### Aim of the task
Reproduce every record below exactly as it appears.

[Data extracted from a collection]
>>

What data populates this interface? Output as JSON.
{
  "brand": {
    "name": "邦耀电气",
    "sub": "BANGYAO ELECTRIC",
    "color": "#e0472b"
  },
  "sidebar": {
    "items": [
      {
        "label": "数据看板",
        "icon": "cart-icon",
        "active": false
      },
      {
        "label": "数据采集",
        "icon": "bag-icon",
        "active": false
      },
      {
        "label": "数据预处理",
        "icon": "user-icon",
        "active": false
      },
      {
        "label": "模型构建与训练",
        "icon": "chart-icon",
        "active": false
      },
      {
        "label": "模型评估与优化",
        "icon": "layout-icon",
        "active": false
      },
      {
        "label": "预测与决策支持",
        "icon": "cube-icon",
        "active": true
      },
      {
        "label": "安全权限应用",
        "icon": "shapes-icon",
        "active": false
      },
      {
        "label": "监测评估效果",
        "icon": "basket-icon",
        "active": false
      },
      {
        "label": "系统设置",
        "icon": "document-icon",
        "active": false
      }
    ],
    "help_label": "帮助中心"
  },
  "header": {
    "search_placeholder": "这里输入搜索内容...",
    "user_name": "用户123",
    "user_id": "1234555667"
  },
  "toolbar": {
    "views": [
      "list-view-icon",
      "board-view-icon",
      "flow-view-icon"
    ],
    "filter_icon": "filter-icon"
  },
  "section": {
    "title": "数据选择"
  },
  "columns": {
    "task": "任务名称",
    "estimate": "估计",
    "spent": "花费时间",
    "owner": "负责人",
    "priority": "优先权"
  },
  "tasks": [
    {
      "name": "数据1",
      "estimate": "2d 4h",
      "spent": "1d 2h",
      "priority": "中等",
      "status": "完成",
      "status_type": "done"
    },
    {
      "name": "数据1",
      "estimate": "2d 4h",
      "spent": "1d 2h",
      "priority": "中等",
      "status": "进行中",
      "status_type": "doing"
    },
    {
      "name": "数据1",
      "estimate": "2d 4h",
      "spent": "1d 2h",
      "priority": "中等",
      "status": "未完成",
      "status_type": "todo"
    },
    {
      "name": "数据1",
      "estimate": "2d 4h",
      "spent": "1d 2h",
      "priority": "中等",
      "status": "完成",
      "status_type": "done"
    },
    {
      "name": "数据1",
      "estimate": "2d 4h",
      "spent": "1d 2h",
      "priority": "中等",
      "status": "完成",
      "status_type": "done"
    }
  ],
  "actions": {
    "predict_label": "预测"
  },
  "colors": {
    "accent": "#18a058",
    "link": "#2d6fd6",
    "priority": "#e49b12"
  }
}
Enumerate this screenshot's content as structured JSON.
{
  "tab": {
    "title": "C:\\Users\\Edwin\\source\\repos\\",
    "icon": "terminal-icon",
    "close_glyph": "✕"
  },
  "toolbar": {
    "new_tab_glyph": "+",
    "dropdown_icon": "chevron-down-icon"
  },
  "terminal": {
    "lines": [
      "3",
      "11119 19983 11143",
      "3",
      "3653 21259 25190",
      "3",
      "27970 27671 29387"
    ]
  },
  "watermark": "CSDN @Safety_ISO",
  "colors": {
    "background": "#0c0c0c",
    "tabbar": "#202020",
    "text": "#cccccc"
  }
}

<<

### Response to the task
What data populates this interface? Output as JSON.
{
  "brand": {
    "name": "邦耀电气",
    "sub": "BANGYAO ELECTRIC",
    "color": "#e0472b"
  },
  "sidebar": {
    "items": [
      {
        "label": "数据看板",
        "icon": "cart-icon",
        "active": false
      },
      {
        "label": "数据采集",
        "icon": "bag-icon",
        "active": false
      },
      {
        "label": "数据预处理",
        "icon": "user-icon",
        "active": false
      },
      {
        "label": "模型构建与训练",
        "icon": "chart-icon",
        "active": false
      },
      {
        "label": "模型评估与优化",
        "icon": "layout-icon",
        "active": false
      },
      {
        "label": "预测与决策支持",
        "icon": "cube-icon",
        "active": true
      },
      {
        "label": "安全权限应用",
        "icon": "shapes-icon",
        "active": false
      },
      {
        "label": "监测评估效果",
        "icon": "basket-icon",
        "active": false
      },
      {
        "label": "系统设置",
        "icon": "document-icon",
        "active": false
      }
    ],
    "help_label": "帮助中心"
  },
  "header": {
    "search_placeholder": "这里输入搜索内容...",
    "user_name": "用户123",
    "user_id": "1234555667"
  },
  "toolbar": {
    "views": [
      "list-view-icon",
      "board-view-icon",
      "flow-view-icon"
    ],
    "filter_icon": "filter-icon"
  },
  "section": {
    "title": "数据选择"
  },
  "columns": {
    "task": "任务名称",
    "estimate": "估计",
    "spent": "花费时间",
    "owner": "负责人",
    "priority": "优先权"
  },
  "tasks": [
    {
      "name": "数据1",
      "estimate": "2d 4h",
      "spent": "1d 2h",
      "priority": "中等",
      "status": "完成",
      "status_type": "done"
    },
    {
      "name": "数据1",
      "estimate": "2d 4h",
      "spent": "1d 2h",
      "priority": "中等",
      "status": "进行中",
      "status_type": "doing"
    },
    {
      "name": "数据1",
      "estimate": "2d 4h",
      "spent": "1d 2h",
      "priority": "中等",
      "status": "未完成",
      "status_type": "todo"
    },
    {
      "name": "数据1",
      "estimate": "2d 4h",
      "spent": "1d 2h",
      "priority": "中等",
      "status": "完成",
      "status_type": "done"
    },
    {
      "name": "数据1",
      "estimate": "2d 4h",
      "spent": "1d 2h",
      "priority": "中等",
      "status": "完成",
      "status_type": "done"
    }
  ],
  "actions": {
    "predict_label": "预测"
  },
  "colors": {
    "accent": "#18a058",
    "link": "#2d6fd6",
    "priority": "#e49b12"
  }
}
Enumerate this screenshot's content as structured JSON.
{
  "tab": {
    "title": "C:\\Users\\Edwin\\source\\repos\\",
    "icon": "terminal-icon",
    "close_glyph": "✕"
  },
  "toolbar": {
    "new_tab_glyph": "+",
    "dropdown_icon": "chevron-down-icon"
  },
  "terminal": {
    "lines": [
      "3",
      "11119 19983 11143",
      "3",
      "3653 21259 25190",
      "3",
      "27970 27671 29387"
    ]
  },
  "watermark": "CSDN @Safety_ISO",
  "colors": {
    "background": "#0c0c0c",
    "tabbar": "#202020",
    "text": "#cccccc"
  }
}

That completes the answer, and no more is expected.